  25. Mike Watson says:

    #24 Bruce, as I understand it, the new Title IV being proposed applies to Members of the Clergy. Its application to lay members appears limited to proposed Canon IV.19.2, which purports to keep laity from seeking redress in secular courts.

    The provision on discipline of laity in the new proposals is by amendment to Canon I.17.8, which I think would apply to wardens and vestry. If there is some reason it wouldn’t, I’d welcome hearing it, but to me it seems pretty obviously intended to do just that. In the current circumstances, it doesn’t take much imagination to think how it might be used.

  26. Bruce says:

    Mike —

    Thanks, as I said in #20, I haven’t done the reading yet. My comments were really related to most of the Title IV revisions concerning laity in the previous draft that we had in front of us in Columbus. Apologies if I pulled the conversation off track.


  27. Mike Watson says:

    Thanks Bruce. I’m not suggesting the new provisions aren’t also intended to deal with the examples you gave, but pointing to where it seems to me the greater controversy will lie.

  28. BillS says:

    Let’s see, comment period runs until June, Diocese of Pittsburgh Convention cannot be held until October, nah, no coincidence here.

    No reason for a hurry up revision of Canon’s when the GC is not until 2009, just a little cleaning up.

    Analyze away, folks, but realize that TEC will pass what they want, and regardless of what they pass, Schori and her fellow tyrants will do what they want. Welcome to the Politburo.

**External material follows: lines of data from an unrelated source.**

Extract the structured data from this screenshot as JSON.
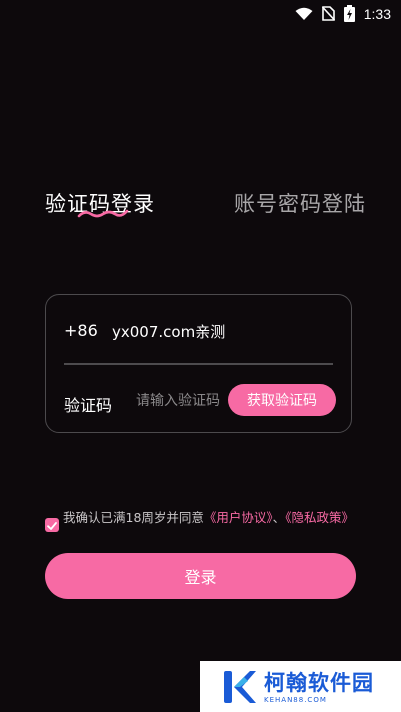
{
  "status_bar": {
    "time": "1:33"
  },
  "login_tabs": {
    "active": "验证码登录",
    "inactive": "账号密码登陆"
  },
  "form": {
    "country_code": "+86",
    "phone_value": "yx007.com亲测",
    "code_label": "验证码",
    "code_placeholder": "请输入验证码",
    "get_code_label": "获取验证码"
  },
  "agreement": {
    "checked": true,
    "prefix": "我确认已满18周岁并同意",
    "user_agreement": "《用户协议》",
    "separator": "、",
    "privacy_policy": "《隐私政策》"
  },
  "login_button": "登录",
  "watermark": {
    "name": "柯翰软件园",
    "url": "KEHAN88.COM"
  },
  "colors": {
    "accent": "#f76aa4",
    "background": "#0d090c",
    "watermark_blue": "#1a5bd6"
  }
}
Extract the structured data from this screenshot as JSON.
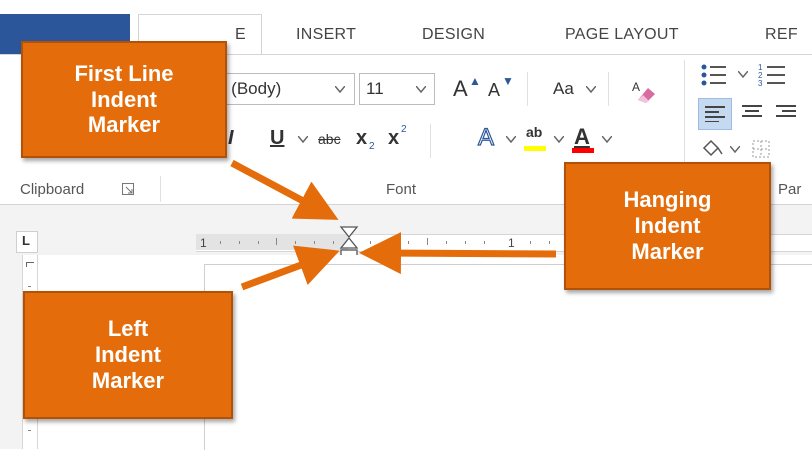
{
  "ribbon": {
    "tabs": [
      {
        "label": "E"
      },
      {
        "label": "INSERT"
      },
      {
        "label": "DESIGN"
      },
      {
        "label": "PAGE LAYOUT"
      },
      {
        "label": "REF"
      }
    ],
    "font": {
      "name_value": "ri (Body)",
      "size_value": "11",
      "change_case_label": "Aa",
      "grow_font_label": "A",
      "shrink_font_label": "A"
    },
    "formatting": {
      "italic_label": "I",
      "underline_label": "U",
      "strikethrough_label": "abc",
      "subscript_label": "x",
      "subscript_mark": "2",
      "superscript_label": "x",
      "superscript_mark": "2",
      "text_effects_label": "A",
      "highlight_label": "ab",
      "font_color_label": "A"
    },
    "groups": {
      "clipboard": "Clipboard",
      "font": "Font",
      "paragraph": "Par"
    }
  },
  "ruler": {
    "left_number": "1",
    "right_number": "1",
    "tab_selector": "L"
  },
  "callouts": {
    "first_line": [
      "First Line",
      "Indent",
      "Marker"
    ],
    "hanging": [
      "Hanging",
      "Indent",
      "Marker"
    ],
    "left": [
      "Left",
      "Indent",
      "Marker"
    ]
  },
  "colors": {
    "callout_fill": "#e46c0a",
    "file_tab": "#2b579a",
    "highlight_bar": "#ffff00",
    "font_color_bar": "#ff0000"
  },
  "icons": [
    "dialog-launcher-icon",
    "eraser-icon",
    "bullets-icon",
    "numbering-icon",
    "align-left-icon",
    "center-icon",
    "shading-icon",
    "borders-icon",
    "indent-marker-icon"
  ]
}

  29. Little Cabbage says:

    Albany: I hope you will reconsider your post 23 above. Surely we’ve all seen too many divorces, and have also witnessed “self-justified and self-serving MEN in a bitter divorce—entitled, vindictive, clueless”. Sadly, such poor conduct is not confined to one sex or the other.

  30. Albany* says:

    29. In my experience, bad male and female behavior in divorce tends to differ in tone and quality — much like female bullying and male bullying differ. I stand by my characterization. And I’m certainly not denying bad male behavior in divorce, rather the quality of it.

  31. Mike Watson says:

    Tom Rightmyer mentions above (#4) that the proposed Title IV revision would introduce a definition of Sexual Misconduct that includes an express exception for behavior with a same-sex partner (treating it on a parity with relations between spouses). In the Diocese of Texas there is a canon on moral discipline (canon 43) that defines Holy Matrimony as between a man and a woman, obligates clergy to model in their lives the received teaching of the Church that all its members are to abstain from sexual relations outside of Holy Matrimony, and says in effect that the moral qualifications of a person under the canons of the Episcopal Church are going to be construed in the diocese to include conformity to this obligation. It seems likely that if this proposal were adopted, it would be argued that the Diocese of Texas could not enforce its canon on moral discipline.

    This proposal is another signal to the Anglican Communion that TEC says no to the teaching of 1998 Lambeth I.10 and is going to do what it wants.

  32. Albany* says:

    32# And it will twist the canons of this Church into a pretzel to do so. There’s an old legal saying that “hard cases make bad law.” Boy are we living that.

  33. Paula Loughlin says:

    I stand ready to be astonished when the doctrine of PB infallibility is proposed. No wait, that would mean I did not expect it. Never mind.

  34. aacswfl1 says:

    TEC has completed the circle and become a CULT something that is subchristian and which holds itself together by force and intimidation.